**INSTRUCTIONS TO FOLLOW**
Output all of the entries exactly as they are given.

**AVAILABLE RECORDS**
====

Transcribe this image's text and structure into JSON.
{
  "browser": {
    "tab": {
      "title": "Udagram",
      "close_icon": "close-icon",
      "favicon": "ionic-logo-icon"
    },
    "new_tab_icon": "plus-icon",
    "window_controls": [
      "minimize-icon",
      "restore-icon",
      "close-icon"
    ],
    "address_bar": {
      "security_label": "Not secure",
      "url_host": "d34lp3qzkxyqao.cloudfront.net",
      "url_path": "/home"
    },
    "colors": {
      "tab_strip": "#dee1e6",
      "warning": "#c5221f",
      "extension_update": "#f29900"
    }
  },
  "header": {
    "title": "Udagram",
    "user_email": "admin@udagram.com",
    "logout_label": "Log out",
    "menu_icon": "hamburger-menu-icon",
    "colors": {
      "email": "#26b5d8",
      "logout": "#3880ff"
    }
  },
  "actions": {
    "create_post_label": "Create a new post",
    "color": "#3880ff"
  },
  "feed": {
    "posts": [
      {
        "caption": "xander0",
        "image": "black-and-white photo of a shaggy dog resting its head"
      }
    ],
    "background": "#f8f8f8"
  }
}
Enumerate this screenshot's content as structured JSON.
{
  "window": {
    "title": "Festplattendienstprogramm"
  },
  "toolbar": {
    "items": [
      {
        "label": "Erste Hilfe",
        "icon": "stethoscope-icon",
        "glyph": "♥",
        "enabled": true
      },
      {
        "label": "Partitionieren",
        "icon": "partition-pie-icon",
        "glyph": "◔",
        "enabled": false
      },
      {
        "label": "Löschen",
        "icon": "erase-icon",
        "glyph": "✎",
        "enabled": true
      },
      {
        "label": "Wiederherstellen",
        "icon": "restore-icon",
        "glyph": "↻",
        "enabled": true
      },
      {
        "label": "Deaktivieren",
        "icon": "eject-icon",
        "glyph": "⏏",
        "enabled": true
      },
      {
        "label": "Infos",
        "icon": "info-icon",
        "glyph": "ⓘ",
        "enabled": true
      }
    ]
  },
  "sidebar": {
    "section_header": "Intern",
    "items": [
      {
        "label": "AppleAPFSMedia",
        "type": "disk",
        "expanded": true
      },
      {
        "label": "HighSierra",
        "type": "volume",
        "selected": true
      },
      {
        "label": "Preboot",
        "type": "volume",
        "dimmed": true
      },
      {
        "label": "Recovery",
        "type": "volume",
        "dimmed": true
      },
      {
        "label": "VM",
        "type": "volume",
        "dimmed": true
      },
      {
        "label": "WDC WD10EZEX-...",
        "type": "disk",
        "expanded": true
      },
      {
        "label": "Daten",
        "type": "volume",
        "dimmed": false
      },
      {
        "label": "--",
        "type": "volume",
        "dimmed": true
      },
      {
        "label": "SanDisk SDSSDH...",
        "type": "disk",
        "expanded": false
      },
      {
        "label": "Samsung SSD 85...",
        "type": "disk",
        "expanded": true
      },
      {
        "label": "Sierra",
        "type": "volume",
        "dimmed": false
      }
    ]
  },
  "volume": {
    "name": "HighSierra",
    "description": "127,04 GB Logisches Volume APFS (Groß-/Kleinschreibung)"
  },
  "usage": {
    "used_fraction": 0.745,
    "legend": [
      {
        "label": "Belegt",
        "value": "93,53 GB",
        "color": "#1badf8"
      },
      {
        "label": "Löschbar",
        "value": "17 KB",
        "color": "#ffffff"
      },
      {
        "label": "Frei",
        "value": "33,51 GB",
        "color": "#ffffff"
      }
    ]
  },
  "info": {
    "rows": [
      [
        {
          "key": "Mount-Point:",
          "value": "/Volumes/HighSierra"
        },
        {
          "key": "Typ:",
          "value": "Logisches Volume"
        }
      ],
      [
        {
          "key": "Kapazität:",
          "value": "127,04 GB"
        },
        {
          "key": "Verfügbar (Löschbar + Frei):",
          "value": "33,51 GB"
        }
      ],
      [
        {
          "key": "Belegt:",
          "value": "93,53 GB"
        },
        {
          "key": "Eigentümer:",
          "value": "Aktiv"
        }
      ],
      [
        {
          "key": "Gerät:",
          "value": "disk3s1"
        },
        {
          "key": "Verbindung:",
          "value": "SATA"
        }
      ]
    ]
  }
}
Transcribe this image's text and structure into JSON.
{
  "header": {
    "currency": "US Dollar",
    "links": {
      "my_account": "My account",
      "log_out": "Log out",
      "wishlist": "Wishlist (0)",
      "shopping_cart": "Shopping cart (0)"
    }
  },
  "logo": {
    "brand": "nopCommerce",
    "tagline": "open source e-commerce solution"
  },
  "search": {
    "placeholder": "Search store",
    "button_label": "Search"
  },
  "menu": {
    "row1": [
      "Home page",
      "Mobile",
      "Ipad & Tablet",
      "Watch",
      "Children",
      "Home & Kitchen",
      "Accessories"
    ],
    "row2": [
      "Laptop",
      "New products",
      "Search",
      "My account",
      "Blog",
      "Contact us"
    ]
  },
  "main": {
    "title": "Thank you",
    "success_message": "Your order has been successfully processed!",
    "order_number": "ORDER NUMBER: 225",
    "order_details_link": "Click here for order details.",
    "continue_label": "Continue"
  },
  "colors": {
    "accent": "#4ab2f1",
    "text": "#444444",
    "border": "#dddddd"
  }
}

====

**RESPONSE FOR THIS EXERCISE**
Transcribe this image's text and structure into JSON.
{
  "browser": {
    "tab": {
      "title": "Udagram",
      "close_icon": "close-icon",
      "favicon": "ionic-logo-icon"
    },
    "new_tab_icon": "plus-icon",
    "window_controls": [
      "minimize-icon",
      "restore-icon",
      "close-icon"
    ],
    "address_bar": {
      "security_label": "Not secure",
      "url_host": "d34lp3qzkxyqao.cloudfront.net",
      "url_path": "/home"
    },
    "colors": {
      "tab_strip": "#dee1e6",
      "warning": "#c5221f",
      "extension_update": "#f29900"
    }
  },
  "header": {
    "title": "Udagram",
    "user_email": "admin@udagram.com",
    "logout_label": "Log out",
    "menu_icon": "hamburger-menu-icon",
    "colors": {
      "email": "#26b5d8",
      "logout": "#3880ff"
    }
  },
  "actions": {
    "create_post_label": "Create a new post",
    "color": "#3880ff"
  },
  "feed": {
    "posts": [
      {
        "caption": "xander0",
        "image": "black-and-white photo of a shaggy dog resting its head"
      }
    ],
    "background": "#f8f8f8"
  }
}
Enumerate this screenshot's content as structured JSON.
{
  "window": {
    "title": "Festplattendienstprogramm"
  },
  "toolbar": {
    "items": [
      {
        "label": "Erste Hilfe",
        "icon": "stethoscope-icon",
        "glyph": "♥",
        "enabled": true
      },
      {
        "label": "Partitionieren",
        "icon": "partition-pie-icon",
        "glyph": "◔",
        "enabled": false
      },
      {
        "label": "Löschen",
        "icon": "erase-icon",
        "glyph": "✎",
        "enabled": true
      },
      {
        "label": "Wiederherstellen",
        "icon": "restore-icon",
        "glyph": "↻",
        "enabled": true
      },
      {
        "label": "Deaktivieren",
        "icon": "eject-icon",
        "glyph": "⏏",
        "enabled": true
      },
      {
        "label": "Infos",
        "icon": "info-icon",
        "glyph": "ⓘ",
        "enabled": true
      }
    ]
  },
  "sidebar": {
    "section_header": "Intern",
    "items": [
      {
        "label": "AppleAPFSMedia",
        "type": "disk",
        "expanded": true
      },
      {
        "label": "HighSierra",
        "type": "volume",
        "selected": true
      },
      {
        "label": "Preboot",
        "type": "volume",
        "dimmed": true
      },
      {
        "label": "Recovery",
        "type": "volume",
        "dimmed": true
      },
      {
        "label": "VM",
        "type": "volume",
        "dimmed": true
      },
      {
        "label": "WDC WD10EZEX-...",
        "type": "disk",
        "expanded": true
      },
      {
        "label": "Daten",
        "type": "volume",
        "dimmed": false
      },
      {
        "label": "--",
        "type": "volume",
        "dimmed": true
      },
      {
        "label": "SanDisk SDSSDH...",
        "type": "disk",
        "expanded": false
      },
      {
        "label": "Samsung SSD 85...",
        "type": "disk",
        "expanded": true
      },
      {
        "label": "Sierra",
        "type": "volume",
        "dimmed": false
      }
    ]
  },
  "volume": {
    "name": "HighSierra",
    "description": "127,04 GB Logisches Volume APFS (Groß-/Kleinschreibung)"
  },
  "usage": {
    "used_fraction": 0.745,
    "legend": [
      {
        "label": "Belegt",
        "value": "93,53 GB",
        "color": "#1badf8"
      },
      {
        "label": "Löschbar",
        "value": "17 KB",
        "color": "#ffffff"
      },
      {
        "label": "Frei",
        "value": "33,51 GB",
        "color": "#ffffff"
      }
    ]
  },
  "info": {
    "rows": [
      [
        {
          "key": "Mount-Point:",
          "value": "/Volumes/HighSierra"
        },
        {
          "key": "Typ:",
          "value": "Logisches Volume"
        }
      ],
      [
        {
          "key": "Kapazität:",
          "value": "127,04 GB"
        },
        {
          "key": "Verfügbar (Löschbar + Frei):",
          "value": "33,51 GB"
        }
      ],
      [
        {
          "key": "Belegt:",
          "value": "93,53 GB"
        },
        {
          "key": "Eigentümer:",
          "value": "Aktiv"
        }
      ],
      [
        {
          "key": "Gerät:",
          "value": "disk3s1"
        },
        {
          "key": "Verbindung:",
          "value": "SATA"
        }
      ]
    ]
  }
}
Transcribe this image's text and structure into JSON.
{
  "header": {
    "currency": "US Dollar",
    "links": {
      "my_account": "My account",
      "log_out": "Log out",
      "wishlist": "Wishlist (0)",
      "shopping_cart": "Shopping cart (0)"
    }
  },
  "logo": {
    "brand": "nopCommerce",
    "tagline": "open source e-commerce solution"
  },
  "search": {
    "placeholder": "Search store",
    "button_label": "Search"
  },
  "menu": {
    "row1": [
      "Home page",
      "Mobile",
      "Ipad & Tablet",
      "Watch",
      "Children",
      "Home & Kitchen",
      "Accessories"
    ],
    "row2": [
      "Laptop",
      "New products",
      "Search",
      "My account",
      "Blog",
      "Contact us"
    ]
  },
  "main": {
    "title": "Thank you",
    "success_message": "Your order has been successfully processed!",
    "order_number": "ORDER NUMBER: 225",
    "order_details_link": "Click here for order details.",
    "continue_label": "Continue"
  },
  "colors": {
    "accent": "#4ab2f1",
    "text": "#444444",
    "border": "#dddddd"
  }
}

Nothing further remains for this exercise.